__Assignment__
Report each line from the data below that holds the word "Template".

Interface dataset entries:
▼▼▼

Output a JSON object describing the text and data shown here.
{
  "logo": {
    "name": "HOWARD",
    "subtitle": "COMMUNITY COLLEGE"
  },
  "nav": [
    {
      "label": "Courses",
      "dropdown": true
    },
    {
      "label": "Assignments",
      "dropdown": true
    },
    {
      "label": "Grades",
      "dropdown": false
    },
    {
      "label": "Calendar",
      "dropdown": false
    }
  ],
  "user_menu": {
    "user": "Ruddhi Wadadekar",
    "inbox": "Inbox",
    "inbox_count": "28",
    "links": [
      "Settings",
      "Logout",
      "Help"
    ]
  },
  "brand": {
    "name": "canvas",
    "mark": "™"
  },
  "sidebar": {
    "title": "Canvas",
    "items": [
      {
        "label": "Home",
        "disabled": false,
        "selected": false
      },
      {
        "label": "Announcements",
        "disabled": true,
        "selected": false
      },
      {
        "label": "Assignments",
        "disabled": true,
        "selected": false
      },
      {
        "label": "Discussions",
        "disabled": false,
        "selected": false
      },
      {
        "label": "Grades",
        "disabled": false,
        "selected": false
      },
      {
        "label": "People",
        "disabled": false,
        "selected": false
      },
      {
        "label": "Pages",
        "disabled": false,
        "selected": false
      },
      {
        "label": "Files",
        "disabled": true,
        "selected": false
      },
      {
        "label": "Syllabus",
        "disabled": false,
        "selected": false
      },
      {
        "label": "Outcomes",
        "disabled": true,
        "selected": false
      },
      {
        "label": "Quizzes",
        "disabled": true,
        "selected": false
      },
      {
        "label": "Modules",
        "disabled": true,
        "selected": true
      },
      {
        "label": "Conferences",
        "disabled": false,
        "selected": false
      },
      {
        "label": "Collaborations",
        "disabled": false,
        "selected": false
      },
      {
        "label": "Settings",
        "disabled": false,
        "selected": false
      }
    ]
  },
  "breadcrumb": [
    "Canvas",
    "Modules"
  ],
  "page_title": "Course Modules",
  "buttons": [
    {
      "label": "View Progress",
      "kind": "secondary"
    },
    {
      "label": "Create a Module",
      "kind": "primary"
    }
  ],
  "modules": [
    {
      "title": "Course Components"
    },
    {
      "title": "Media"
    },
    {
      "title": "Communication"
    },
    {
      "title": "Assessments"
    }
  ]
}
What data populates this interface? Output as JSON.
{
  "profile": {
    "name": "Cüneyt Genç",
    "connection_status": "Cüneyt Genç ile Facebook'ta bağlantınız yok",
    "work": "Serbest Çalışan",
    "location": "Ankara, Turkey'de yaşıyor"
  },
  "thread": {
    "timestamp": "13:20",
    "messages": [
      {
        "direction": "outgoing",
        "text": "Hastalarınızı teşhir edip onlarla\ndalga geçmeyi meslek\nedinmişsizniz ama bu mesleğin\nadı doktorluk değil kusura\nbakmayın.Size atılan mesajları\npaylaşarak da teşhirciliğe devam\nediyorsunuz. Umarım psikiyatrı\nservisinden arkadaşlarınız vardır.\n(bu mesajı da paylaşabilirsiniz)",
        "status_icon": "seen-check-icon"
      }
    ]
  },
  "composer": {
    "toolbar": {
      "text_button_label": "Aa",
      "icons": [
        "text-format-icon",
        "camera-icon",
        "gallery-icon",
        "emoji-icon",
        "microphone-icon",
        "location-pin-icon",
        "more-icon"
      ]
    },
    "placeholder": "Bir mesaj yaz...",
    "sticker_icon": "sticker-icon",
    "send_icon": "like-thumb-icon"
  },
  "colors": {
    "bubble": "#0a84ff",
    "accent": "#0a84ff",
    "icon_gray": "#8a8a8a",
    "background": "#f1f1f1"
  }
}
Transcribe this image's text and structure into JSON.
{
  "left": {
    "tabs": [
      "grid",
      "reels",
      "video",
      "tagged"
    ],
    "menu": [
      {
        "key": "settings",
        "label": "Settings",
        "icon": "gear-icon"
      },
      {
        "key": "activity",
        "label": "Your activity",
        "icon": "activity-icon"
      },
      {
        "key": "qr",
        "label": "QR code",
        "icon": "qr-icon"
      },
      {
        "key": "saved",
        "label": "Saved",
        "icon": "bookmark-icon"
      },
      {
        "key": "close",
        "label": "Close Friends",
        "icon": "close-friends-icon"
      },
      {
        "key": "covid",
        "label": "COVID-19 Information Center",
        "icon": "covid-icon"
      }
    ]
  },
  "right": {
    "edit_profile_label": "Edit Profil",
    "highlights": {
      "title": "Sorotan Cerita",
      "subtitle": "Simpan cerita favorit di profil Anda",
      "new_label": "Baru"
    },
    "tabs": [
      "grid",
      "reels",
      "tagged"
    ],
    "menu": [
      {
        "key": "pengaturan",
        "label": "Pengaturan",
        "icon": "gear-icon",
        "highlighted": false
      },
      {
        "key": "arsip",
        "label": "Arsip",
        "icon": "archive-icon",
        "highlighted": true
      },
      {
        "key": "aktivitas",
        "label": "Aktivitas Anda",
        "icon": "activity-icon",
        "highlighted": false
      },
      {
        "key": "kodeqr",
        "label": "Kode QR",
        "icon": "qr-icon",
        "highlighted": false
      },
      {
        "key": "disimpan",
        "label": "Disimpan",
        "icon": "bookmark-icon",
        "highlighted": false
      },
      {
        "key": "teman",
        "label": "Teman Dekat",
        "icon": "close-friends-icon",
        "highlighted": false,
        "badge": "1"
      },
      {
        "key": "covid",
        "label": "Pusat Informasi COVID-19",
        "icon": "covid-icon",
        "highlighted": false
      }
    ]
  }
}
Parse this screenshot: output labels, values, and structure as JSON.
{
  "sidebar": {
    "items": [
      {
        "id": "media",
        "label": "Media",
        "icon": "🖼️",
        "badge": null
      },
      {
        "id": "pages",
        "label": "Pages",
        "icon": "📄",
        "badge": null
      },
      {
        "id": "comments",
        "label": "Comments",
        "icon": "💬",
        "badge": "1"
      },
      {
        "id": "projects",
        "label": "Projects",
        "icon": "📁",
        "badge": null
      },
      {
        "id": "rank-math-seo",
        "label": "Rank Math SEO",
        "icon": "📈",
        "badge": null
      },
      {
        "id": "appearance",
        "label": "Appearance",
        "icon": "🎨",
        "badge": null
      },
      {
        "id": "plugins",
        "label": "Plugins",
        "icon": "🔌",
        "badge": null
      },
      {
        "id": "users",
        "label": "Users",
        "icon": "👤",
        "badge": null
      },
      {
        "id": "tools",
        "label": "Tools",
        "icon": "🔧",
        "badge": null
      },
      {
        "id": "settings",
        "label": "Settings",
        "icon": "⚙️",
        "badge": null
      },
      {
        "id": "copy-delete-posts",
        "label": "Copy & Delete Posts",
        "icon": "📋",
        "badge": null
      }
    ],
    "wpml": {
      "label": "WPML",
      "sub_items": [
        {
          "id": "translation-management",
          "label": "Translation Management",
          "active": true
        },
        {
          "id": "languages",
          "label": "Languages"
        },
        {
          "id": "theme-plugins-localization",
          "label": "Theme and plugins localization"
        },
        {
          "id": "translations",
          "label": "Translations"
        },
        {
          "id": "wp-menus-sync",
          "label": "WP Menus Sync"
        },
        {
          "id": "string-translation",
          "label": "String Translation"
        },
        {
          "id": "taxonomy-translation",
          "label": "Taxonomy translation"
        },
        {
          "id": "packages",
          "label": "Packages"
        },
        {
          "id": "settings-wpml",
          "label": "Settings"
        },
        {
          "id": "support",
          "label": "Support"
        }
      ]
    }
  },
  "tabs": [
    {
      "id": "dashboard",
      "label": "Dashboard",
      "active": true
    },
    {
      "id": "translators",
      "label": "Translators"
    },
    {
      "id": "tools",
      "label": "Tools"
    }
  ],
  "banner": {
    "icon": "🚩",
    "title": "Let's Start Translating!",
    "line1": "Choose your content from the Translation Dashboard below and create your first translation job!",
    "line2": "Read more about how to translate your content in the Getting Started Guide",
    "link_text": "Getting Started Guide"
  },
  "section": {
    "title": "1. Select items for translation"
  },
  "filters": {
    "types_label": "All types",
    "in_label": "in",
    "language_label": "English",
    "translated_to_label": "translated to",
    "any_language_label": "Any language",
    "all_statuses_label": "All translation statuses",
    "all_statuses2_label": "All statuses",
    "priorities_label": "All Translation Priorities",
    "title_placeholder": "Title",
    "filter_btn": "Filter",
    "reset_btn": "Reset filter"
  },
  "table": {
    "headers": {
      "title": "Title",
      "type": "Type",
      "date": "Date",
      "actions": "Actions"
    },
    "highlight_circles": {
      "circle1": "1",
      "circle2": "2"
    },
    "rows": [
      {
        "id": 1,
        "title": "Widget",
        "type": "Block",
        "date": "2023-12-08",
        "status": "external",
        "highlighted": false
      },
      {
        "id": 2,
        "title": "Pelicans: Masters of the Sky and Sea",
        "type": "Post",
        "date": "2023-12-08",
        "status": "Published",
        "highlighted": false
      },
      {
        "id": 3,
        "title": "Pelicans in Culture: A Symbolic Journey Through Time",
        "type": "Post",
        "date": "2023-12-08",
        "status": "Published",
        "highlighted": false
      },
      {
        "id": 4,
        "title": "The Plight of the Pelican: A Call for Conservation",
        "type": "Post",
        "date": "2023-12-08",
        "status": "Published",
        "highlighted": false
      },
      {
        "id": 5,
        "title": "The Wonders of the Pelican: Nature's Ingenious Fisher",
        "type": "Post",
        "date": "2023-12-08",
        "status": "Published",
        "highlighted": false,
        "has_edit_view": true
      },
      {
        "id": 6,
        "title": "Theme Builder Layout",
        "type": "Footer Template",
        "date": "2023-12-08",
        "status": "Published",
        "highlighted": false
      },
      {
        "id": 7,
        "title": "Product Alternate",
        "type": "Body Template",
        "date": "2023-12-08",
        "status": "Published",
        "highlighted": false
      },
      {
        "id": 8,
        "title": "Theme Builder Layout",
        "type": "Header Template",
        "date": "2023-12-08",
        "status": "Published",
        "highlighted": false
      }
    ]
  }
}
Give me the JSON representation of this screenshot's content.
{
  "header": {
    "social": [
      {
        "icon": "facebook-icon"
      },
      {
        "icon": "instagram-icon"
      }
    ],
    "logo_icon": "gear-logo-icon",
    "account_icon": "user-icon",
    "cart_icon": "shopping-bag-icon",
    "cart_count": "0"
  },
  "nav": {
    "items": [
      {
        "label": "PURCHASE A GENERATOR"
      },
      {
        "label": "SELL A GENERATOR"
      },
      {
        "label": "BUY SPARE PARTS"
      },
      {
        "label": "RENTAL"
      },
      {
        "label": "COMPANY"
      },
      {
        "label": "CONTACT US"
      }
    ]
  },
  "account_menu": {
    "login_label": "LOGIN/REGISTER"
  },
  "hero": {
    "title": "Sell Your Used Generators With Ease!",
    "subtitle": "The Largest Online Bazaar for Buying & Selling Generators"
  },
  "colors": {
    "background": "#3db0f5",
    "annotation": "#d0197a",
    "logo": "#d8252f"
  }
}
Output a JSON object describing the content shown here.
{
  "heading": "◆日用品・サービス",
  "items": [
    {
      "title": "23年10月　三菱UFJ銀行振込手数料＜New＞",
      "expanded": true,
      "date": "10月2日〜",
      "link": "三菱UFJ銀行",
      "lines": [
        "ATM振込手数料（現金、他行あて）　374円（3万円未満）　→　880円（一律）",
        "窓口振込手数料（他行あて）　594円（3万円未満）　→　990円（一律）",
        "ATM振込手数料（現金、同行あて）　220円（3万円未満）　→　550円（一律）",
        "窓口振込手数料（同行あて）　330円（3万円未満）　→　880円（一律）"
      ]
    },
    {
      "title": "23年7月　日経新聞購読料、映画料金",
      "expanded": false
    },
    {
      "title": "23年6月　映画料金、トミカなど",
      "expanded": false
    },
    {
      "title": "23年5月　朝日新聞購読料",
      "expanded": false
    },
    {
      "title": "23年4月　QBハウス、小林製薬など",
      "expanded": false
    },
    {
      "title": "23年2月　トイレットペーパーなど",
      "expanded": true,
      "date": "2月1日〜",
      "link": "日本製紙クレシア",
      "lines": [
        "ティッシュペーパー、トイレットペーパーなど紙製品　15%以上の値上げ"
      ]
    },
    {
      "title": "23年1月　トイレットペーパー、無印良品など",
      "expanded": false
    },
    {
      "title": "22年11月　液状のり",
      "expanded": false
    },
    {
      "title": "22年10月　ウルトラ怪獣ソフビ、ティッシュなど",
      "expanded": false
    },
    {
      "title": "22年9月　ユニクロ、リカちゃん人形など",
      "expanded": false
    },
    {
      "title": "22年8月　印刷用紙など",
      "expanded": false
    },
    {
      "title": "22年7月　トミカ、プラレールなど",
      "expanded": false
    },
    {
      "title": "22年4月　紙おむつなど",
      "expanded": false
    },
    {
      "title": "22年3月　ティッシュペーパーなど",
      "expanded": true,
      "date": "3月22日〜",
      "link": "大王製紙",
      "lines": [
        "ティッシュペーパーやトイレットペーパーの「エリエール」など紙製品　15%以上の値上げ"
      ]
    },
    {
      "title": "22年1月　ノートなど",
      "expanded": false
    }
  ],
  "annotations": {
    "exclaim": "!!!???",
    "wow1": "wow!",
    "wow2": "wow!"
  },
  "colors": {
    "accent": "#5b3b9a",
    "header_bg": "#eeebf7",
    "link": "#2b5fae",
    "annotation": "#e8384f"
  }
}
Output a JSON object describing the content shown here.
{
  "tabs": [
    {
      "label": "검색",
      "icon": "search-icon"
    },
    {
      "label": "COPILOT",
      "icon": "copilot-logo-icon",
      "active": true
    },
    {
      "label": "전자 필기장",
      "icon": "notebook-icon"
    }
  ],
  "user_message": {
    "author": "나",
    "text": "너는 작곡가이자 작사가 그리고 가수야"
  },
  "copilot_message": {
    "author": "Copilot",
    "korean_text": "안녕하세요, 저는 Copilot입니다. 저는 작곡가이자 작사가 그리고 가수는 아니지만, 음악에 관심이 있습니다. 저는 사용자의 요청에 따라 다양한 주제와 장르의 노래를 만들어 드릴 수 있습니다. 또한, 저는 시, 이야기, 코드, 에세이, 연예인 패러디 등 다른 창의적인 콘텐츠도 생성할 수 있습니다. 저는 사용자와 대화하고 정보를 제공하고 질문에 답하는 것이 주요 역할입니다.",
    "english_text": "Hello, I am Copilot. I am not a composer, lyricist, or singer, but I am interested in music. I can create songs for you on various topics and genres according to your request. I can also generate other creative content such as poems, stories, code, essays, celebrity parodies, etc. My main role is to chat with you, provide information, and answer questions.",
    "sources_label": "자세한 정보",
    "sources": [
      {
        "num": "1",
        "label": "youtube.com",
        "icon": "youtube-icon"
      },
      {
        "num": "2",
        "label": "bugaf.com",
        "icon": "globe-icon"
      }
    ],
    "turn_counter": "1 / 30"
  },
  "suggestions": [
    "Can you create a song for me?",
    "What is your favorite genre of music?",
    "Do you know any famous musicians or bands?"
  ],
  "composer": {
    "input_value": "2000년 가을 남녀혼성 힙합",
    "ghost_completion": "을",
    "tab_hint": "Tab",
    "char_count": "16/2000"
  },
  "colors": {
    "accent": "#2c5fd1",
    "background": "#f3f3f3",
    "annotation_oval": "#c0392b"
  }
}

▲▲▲

__Exercise result__
        "type": "Footer Template",
        "type": "Body Template",
        "type": "Header Template",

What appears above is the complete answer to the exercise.